--- EXERCISE INPUTS Enclosed Below ---

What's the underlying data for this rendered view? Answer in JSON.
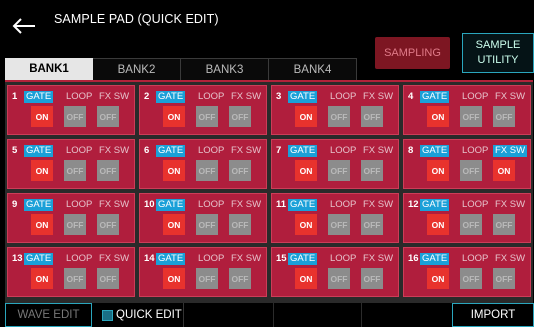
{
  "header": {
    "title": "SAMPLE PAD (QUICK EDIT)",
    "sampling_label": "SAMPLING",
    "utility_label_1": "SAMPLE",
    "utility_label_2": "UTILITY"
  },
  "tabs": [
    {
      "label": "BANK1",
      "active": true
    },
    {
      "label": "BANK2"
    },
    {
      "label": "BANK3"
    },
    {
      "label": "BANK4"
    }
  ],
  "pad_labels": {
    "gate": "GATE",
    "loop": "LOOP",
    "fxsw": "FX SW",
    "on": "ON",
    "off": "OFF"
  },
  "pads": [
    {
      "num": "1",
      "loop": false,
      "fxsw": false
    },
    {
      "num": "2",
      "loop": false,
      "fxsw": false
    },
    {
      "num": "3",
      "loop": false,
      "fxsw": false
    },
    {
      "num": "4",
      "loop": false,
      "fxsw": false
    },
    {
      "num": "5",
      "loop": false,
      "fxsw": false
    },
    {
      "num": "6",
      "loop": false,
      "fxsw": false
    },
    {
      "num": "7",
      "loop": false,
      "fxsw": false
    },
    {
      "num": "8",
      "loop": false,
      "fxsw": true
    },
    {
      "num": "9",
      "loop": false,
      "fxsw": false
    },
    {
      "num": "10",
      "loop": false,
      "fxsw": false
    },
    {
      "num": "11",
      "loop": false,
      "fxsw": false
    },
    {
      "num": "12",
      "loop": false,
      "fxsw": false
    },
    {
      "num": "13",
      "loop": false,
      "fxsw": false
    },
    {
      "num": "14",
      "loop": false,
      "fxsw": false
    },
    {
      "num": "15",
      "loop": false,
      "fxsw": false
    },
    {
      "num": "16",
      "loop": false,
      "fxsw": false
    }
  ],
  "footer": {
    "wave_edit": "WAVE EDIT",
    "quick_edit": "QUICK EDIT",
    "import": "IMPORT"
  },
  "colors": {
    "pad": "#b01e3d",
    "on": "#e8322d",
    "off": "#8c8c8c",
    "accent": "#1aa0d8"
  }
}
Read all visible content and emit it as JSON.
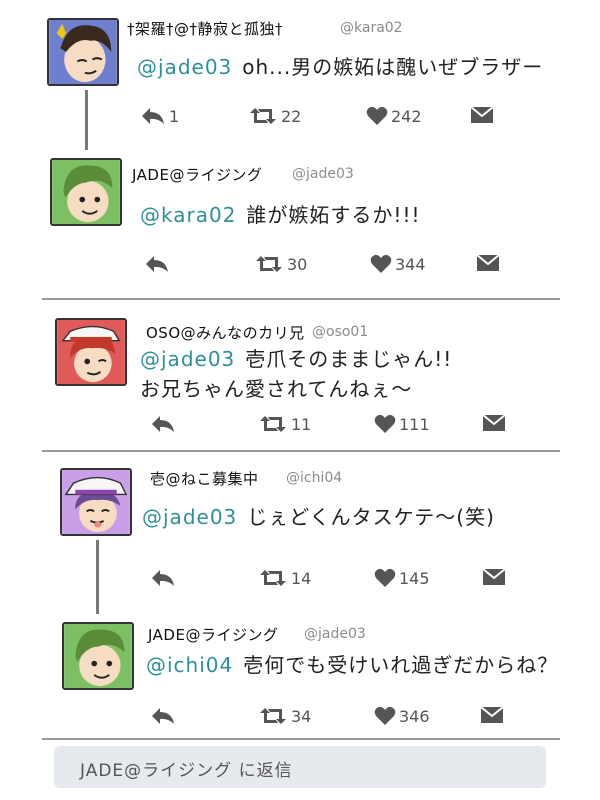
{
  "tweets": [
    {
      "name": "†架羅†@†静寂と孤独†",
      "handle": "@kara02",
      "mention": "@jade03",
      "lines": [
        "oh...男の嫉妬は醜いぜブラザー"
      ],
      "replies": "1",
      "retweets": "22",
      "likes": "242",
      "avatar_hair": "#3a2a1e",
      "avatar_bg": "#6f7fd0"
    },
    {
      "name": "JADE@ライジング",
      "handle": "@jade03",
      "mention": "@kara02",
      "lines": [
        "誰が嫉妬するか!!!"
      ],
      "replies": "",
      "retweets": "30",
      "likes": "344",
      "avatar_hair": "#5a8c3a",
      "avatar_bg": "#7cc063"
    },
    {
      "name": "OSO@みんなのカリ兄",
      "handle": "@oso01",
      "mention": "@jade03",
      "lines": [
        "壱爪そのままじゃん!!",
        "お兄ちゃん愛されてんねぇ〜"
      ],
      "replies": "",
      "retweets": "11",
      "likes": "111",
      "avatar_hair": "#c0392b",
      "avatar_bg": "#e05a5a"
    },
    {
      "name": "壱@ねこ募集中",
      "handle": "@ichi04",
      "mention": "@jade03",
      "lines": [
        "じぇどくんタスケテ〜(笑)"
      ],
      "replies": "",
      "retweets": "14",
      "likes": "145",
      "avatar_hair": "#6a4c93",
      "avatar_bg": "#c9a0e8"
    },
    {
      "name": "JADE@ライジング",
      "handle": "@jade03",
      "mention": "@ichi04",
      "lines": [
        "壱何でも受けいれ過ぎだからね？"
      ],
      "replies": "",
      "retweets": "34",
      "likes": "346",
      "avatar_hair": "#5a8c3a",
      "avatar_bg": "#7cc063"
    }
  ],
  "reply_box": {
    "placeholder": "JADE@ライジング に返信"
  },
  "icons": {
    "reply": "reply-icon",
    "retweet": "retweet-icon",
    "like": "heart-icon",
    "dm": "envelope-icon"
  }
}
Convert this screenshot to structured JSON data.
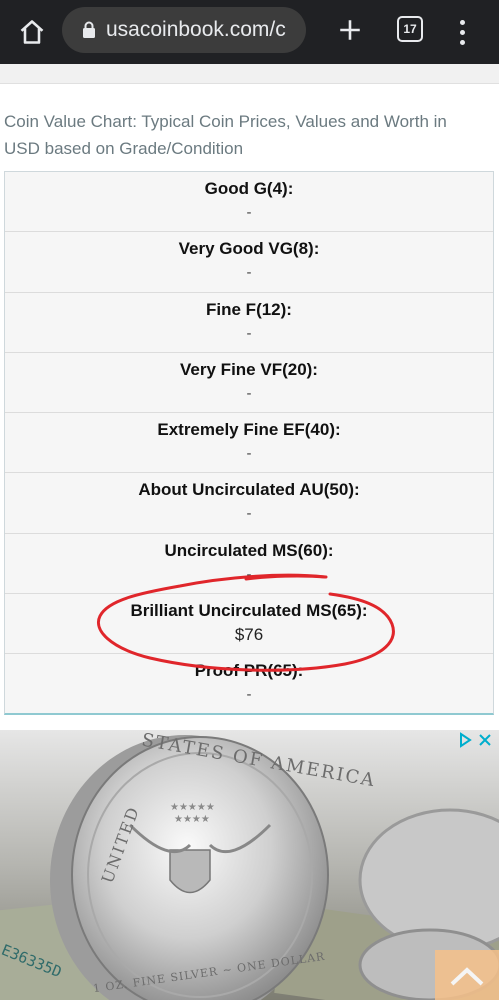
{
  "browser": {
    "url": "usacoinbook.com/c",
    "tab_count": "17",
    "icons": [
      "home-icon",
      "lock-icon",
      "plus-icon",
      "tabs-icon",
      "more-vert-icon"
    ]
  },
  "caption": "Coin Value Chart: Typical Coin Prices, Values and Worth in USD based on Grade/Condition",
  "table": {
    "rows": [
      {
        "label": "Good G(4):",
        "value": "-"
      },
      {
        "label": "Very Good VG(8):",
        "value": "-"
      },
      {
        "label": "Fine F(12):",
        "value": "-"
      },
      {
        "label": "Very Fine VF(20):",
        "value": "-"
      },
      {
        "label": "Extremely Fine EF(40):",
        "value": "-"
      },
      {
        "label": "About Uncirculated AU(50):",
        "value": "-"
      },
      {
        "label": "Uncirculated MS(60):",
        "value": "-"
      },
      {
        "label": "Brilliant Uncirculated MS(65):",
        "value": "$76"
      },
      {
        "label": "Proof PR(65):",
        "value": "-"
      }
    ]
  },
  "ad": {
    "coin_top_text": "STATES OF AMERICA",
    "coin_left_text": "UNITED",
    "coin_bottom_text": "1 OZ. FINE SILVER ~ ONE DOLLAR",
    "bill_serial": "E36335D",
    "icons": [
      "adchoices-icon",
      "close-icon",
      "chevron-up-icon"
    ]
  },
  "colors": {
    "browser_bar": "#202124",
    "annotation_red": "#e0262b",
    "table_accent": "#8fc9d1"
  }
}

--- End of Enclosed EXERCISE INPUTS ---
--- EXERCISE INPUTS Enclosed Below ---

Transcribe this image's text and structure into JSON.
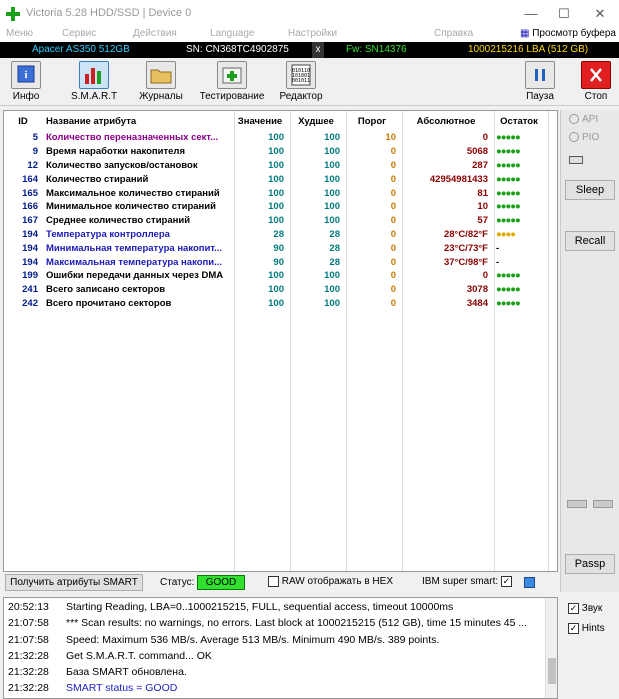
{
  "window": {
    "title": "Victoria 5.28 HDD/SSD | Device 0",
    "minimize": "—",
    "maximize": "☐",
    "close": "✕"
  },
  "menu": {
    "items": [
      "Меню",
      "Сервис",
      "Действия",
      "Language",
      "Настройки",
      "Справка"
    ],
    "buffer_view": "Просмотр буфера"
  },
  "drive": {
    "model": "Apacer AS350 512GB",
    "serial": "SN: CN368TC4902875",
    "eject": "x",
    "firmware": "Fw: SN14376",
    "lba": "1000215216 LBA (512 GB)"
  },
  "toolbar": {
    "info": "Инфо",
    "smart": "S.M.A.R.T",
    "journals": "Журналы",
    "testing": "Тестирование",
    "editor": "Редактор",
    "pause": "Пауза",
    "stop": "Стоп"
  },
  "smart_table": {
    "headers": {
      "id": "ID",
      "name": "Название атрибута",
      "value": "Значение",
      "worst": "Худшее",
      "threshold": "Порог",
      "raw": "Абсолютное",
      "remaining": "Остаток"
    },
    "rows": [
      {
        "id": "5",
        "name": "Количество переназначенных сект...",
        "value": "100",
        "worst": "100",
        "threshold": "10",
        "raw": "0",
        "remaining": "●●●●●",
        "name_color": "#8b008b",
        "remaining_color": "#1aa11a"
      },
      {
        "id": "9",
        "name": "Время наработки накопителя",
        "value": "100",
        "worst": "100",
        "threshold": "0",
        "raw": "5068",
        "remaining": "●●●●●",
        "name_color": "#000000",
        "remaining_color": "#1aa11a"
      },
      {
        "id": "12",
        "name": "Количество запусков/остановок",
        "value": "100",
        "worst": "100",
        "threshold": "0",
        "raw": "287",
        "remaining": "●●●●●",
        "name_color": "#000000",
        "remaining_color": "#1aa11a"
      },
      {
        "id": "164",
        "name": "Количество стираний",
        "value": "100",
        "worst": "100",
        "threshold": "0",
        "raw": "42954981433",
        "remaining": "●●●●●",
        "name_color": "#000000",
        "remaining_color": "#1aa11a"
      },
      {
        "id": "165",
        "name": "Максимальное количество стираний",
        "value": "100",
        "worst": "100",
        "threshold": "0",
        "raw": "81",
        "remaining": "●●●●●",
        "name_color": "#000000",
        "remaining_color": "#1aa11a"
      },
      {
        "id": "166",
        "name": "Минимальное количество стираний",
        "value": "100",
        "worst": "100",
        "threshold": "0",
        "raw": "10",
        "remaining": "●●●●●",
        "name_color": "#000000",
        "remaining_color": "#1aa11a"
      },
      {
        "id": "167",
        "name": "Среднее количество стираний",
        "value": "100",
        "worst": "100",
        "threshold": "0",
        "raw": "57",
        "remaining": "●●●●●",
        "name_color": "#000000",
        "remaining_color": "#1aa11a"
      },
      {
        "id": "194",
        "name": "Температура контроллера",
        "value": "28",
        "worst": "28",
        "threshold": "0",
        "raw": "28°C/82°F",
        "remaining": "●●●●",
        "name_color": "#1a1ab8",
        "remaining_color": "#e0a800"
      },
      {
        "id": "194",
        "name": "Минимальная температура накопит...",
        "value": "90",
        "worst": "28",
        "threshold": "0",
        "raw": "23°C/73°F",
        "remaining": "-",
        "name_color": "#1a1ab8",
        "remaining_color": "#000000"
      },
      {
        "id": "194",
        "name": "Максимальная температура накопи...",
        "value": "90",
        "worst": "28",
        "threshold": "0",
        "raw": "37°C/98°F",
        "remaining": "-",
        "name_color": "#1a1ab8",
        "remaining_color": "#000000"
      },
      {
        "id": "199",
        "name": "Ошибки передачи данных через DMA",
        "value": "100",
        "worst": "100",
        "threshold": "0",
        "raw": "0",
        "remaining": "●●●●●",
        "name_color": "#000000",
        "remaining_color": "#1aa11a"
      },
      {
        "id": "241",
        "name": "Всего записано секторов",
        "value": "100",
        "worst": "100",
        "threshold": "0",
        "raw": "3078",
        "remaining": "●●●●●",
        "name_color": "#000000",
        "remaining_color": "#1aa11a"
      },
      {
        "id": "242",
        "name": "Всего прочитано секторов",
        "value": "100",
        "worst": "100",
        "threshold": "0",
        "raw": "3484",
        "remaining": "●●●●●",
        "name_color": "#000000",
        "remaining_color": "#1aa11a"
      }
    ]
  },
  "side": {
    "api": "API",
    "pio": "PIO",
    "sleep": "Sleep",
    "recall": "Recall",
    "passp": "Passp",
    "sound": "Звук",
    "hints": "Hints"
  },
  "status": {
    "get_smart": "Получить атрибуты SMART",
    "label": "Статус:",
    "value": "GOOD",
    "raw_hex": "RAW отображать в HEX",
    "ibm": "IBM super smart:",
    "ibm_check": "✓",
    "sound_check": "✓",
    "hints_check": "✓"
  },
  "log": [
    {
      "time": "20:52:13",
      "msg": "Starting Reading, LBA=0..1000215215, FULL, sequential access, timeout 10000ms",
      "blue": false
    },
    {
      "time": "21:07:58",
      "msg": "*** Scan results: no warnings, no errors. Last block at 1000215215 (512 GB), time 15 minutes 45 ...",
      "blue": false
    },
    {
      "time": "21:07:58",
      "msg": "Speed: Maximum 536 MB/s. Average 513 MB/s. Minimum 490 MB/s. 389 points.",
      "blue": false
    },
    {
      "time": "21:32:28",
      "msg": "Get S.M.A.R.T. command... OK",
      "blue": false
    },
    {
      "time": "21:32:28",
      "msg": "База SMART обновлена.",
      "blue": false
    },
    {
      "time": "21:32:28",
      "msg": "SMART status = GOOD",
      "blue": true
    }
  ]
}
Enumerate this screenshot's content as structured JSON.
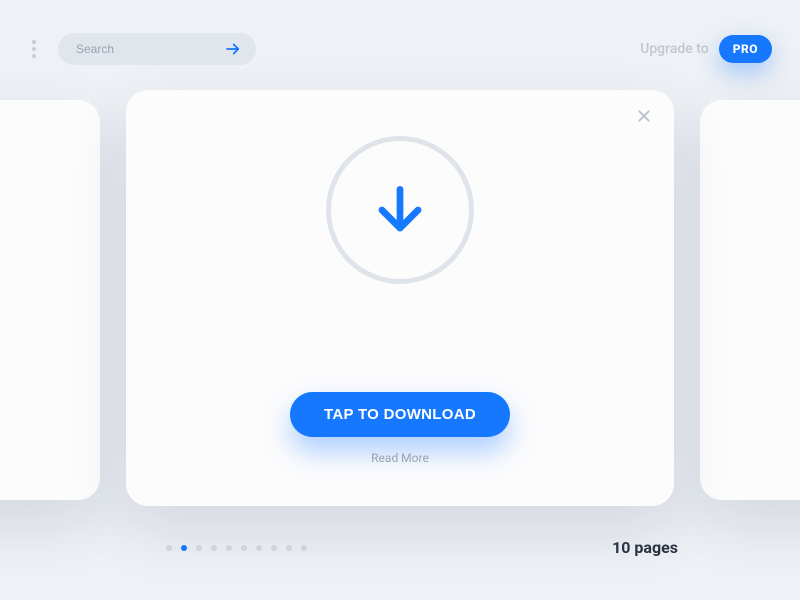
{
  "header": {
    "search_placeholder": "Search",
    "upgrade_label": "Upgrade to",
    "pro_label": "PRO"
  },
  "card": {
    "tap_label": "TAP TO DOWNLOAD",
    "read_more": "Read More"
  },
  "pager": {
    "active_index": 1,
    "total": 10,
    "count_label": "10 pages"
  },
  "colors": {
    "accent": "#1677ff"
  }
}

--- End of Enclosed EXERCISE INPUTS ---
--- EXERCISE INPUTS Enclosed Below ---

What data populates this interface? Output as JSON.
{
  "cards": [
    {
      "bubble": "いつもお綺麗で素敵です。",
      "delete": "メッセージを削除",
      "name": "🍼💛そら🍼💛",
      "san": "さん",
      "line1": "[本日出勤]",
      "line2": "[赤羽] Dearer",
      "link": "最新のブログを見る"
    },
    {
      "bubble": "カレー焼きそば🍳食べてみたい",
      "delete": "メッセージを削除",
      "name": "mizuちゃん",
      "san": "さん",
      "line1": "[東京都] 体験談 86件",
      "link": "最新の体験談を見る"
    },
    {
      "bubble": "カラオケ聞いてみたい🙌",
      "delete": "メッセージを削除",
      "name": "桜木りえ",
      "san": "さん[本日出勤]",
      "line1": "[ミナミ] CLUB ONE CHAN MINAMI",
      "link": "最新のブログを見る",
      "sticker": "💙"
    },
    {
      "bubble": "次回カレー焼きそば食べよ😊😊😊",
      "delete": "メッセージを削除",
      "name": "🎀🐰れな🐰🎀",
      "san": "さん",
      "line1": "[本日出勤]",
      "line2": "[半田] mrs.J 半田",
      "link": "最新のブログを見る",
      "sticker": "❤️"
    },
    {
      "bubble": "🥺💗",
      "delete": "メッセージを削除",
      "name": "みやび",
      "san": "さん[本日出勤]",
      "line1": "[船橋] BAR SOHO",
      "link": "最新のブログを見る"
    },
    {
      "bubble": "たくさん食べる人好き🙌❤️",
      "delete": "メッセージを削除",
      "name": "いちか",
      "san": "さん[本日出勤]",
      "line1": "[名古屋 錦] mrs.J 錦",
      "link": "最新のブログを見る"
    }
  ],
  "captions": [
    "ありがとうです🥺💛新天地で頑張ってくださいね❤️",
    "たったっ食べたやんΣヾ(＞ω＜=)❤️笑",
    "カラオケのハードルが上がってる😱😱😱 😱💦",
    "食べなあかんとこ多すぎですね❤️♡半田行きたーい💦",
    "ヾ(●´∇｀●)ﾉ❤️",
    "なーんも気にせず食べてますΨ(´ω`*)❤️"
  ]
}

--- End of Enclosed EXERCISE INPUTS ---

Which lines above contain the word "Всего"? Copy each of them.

        "name": "Всего записано секторов",
        "name": "Всего прочитано секторов",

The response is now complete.